## THE TASK
In the entries below, filter for the word "JSON" and copy every matching line.

## Stored records
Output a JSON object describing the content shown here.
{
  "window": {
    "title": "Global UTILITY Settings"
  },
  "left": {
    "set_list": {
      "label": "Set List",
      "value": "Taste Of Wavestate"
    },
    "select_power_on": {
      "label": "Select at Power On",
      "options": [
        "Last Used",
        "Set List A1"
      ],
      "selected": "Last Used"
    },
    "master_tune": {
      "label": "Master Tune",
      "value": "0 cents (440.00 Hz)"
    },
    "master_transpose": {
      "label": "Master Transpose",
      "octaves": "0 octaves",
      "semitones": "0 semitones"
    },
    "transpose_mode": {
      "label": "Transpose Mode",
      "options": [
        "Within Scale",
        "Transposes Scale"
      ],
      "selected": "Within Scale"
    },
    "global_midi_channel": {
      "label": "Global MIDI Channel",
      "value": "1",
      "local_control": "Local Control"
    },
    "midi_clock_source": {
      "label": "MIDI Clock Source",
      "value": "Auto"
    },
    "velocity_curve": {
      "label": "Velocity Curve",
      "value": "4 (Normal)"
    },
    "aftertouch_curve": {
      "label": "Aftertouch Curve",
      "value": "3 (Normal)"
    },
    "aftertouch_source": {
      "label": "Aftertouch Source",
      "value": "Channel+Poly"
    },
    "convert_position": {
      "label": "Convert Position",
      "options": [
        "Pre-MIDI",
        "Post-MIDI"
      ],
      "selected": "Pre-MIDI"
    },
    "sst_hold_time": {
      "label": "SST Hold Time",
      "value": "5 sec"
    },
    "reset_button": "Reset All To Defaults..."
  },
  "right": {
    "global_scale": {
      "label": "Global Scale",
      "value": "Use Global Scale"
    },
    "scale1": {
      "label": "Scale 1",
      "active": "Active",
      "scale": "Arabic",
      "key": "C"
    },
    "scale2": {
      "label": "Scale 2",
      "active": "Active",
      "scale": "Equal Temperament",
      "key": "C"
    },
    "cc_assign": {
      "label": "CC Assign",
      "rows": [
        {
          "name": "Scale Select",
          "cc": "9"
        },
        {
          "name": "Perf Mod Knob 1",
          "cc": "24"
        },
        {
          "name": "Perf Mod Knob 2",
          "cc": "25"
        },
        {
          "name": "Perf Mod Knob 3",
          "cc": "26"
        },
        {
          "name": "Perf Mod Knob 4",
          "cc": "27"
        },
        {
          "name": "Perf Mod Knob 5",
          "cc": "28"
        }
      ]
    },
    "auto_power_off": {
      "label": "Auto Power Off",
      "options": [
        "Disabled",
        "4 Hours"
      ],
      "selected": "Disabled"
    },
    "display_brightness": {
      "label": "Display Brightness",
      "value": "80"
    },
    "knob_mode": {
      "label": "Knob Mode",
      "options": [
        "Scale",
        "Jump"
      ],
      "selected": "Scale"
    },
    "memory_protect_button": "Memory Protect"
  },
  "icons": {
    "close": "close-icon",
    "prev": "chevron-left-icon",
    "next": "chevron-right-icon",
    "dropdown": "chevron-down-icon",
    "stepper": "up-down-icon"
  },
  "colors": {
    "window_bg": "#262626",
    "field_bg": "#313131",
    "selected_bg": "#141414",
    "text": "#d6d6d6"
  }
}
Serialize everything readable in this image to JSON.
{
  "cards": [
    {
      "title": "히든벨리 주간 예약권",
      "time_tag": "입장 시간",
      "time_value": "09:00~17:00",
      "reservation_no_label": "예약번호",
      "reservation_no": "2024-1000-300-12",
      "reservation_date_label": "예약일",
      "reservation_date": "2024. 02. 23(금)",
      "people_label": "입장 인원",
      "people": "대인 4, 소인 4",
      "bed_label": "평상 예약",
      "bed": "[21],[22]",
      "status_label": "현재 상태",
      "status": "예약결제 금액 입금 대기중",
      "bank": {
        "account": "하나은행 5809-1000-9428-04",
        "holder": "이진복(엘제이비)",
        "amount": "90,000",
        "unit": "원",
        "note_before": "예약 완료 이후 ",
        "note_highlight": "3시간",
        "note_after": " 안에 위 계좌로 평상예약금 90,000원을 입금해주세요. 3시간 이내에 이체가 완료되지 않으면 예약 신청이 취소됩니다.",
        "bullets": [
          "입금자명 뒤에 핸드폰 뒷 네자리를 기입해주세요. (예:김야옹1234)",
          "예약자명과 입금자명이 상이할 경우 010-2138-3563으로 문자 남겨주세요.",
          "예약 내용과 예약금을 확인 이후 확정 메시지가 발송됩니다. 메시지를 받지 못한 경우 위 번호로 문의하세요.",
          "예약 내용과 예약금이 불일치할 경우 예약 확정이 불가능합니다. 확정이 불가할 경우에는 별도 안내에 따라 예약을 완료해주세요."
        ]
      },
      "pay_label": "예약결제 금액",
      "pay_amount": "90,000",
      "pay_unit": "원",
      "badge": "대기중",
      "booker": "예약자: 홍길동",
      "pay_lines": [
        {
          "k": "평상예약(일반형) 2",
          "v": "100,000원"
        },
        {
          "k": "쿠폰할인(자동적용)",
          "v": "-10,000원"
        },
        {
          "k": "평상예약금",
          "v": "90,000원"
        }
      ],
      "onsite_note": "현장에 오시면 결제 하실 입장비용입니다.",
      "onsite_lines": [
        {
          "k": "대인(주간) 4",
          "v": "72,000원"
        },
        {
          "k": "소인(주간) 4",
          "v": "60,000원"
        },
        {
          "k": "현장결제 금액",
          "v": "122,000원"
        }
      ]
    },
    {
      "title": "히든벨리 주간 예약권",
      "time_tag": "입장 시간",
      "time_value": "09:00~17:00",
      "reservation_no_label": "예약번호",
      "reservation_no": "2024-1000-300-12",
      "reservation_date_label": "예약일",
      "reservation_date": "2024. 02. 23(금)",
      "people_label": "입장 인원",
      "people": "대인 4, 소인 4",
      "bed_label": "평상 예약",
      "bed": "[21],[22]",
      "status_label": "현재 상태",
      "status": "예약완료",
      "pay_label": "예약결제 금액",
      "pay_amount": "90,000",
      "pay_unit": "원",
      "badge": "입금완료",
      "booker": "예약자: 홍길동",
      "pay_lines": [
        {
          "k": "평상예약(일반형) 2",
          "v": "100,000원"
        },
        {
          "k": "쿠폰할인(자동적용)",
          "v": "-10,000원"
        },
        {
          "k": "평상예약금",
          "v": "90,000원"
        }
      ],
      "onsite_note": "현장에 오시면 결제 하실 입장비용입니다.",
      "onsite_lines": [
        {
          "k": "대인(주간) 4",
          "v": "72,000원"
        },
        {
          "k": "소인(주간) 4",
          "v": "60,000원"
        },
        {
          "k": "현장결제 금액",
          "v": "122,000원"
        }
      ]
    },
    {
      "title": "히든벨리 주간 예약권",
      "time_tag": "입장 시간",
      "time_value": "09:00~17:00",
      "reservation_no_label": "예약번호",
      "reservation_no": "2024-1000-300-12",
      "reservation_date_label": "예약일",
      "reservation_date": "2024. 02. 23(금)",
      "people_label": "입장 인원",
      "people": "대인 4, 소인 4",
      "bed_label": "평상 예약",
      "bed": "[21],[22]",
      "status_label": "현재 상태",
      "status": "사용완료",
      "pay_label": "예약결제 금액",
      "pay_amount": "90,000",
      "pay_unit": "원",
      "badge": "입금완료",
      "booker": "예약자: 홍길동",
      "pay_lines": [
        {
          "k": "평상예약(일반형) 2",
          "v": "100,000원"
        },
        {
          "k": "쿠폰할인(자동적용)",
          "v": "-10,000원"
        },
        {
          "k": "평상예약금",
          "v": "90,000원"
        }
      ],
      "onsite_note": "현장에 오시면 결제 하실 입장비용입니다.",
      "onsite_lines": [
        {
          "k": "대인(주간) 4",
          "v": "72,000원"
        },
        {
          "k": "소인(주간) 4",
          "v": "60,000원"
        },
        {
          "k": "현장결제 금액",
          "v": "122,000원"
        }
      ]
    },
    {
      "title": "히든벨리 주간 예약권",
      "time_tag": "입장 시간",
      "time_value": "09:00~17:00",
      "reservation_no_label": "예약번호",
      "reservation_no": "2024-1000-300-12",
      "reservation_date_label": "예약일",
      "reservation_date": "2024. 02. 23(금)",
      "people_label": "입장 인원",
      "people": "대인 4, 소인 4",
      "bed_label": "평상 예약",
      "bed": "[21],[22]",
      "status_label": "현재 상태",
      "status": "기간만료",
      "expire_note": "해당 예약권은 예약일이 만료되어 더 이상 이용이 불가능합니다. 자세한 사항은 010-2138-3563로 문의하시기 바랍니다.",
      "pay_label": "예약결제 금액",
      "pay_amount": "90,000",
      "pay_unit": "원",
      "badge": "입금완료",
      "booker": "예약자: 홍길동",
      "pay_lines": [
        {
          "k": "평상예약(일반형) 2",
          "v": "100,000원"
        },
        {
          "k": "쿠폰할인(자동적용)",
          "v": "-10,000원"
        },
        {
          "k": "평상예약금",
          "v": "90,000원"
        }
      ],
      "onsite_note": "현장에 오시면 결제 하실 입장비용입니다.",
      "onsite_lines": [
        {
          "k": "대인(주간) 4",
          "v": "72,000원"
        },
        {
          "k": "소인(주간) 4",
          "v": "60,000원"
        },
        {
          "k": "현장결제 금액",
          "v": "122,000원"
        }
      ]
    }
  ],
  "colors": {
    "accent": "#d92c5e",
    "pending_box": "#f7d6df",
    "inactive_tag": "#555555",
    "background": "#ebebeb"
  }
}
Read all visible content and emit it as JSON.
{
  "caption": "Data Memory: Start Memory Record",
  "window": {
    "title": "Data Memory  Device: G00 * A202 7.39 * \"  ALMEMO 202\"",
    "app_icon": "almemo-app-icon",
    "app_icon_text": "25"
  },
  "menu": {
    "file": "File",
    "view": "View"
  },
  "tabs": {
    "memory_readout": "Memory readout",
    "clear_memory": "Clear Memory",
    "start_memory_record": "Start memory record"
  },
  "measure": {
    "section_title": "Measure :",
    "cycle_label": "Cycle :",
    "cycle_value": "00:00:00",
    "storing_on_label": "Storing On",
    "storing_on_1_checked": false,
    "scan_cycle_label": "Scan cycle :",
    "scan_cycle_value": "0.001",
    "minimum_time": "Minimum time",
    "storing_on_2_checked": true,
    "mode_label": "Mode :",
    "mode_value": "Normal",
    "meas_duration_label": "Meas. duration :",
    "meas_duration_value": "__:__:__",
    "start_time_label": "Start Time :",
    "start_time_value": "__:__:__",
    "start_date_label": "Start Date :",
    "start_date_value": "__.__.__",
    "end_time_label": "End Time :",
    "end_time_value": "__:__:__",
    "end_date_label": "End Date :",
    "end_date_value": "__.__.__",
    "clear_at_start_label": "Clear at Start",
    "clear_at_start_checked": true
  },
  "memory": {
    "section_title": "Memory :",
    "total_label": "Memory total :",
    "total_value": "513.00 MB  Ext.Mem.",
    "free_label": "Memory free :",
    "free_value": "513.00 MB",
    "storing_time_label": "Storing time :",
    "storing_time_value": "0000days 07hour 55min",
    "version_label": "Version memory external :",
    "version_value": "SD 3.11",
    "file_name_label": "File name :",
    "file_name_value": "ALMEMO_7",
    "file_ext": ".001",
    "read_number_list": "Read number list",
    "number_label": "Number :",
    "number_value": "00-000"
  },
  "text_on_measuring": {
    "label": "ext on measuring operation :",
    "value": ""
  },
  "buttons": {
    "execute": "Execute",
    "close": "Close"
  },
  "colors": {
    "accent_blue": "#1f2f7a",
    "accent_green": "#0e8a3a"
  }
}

## SOLUTION FOR THIS TASK
Output a JSON object describing the content shown here.
Serialize everything readable in this image to JSON.
Read all visible content and emit it as JSON.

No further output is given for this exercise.